Double-side the pages. In addition to sparing the conscience of anyone who balks at the unnecessary murder of trees, double-siding also costs the church half as much paper. All of these books have been designed to be double-sided.
Print the covers at an office-supply store. The covers of most of these books look miserable and unprofessional if printed in black-and-white on the church photocopier. Printing 60 covers on an inkjet printer is expensive, time-consuming, and still doesn’t look as nice. Most office-supply stores, Staples, OfficeMax, etc., have a custom printing department with large, capable color-laser printers, and they will typically print photo-quality covers on cardstock for around a dollar a page. The covers will look their best if printed in this way, and they contribute a professional air to the Bible class, which leads to members and visitors alike taking the study more seriously. Of course, if your congregation has a good-quality color laser printer, this is unnecessary.
For Newer Books: Note that all the books from mid-2008 on are laid out in a half-page, landscape format. If you print these books off single-sided, or comb-bind them as is, they will make no sense. Instead, they are designed to be folded into a half-page booklet. In other words, the back of the last page as you print them off will be the inside page of the booklet.
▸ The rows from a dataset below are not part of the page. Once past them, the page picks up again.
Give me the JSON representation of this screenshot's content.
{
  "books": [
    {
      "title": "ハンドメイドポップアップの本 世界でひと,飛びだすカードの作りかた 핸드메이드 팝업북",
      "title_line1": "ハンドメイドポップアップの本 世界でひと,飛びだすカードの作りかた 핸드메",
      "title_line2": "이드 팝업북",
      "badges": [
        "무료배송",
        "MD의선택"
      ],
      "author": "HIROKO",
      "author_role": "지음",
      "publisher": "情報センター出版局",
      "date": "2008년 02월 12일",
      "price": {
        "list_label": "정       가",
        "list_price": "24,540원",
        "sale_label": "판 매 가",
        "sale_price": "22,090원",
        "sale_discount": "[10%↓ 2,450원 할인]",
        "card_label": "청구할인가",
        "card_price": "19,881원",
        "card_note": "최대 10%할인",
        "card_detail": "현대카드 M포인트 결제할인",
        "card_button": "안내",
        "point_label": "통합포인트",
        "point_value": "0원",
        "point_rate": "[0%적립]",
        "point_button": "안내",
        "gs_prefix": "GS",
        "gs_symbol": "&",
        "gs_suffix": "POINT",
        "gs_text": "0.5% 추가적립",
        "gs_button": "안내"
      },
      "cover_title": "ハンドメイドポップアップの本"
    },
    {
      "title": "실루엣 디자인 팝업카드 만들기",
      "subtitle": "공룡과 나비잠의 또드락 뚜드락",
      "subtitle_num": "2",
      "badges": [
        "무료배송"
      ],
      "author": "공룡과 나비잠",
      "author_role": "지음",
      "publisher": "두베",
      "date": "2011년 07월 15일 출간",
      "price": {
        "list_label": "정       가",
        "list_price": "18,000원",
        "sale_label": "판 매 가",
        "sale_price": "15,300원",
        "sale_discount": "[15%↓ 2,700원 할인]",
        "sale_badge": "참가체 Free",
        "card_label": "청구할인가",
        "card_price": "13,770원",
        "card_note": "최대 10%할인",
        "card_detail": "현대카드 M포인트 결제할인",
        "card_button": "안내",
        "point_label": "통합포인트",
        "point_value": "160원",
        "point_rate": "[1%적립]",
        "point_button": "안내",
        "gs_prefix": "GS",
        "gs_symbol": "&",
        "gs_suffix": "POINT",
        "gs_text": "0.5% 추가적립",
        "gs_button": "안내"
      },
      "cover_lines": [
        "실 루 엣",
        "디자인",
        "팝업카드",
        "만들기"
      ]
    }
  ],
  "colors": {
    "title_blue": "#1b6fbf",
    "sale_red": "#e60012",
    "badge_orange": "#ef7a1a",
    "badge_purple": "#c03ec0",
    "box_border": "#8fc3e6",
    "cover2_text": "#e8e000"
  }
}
If you fold them and the cover in this way, you can simply staple them along the spine to produce the workbook.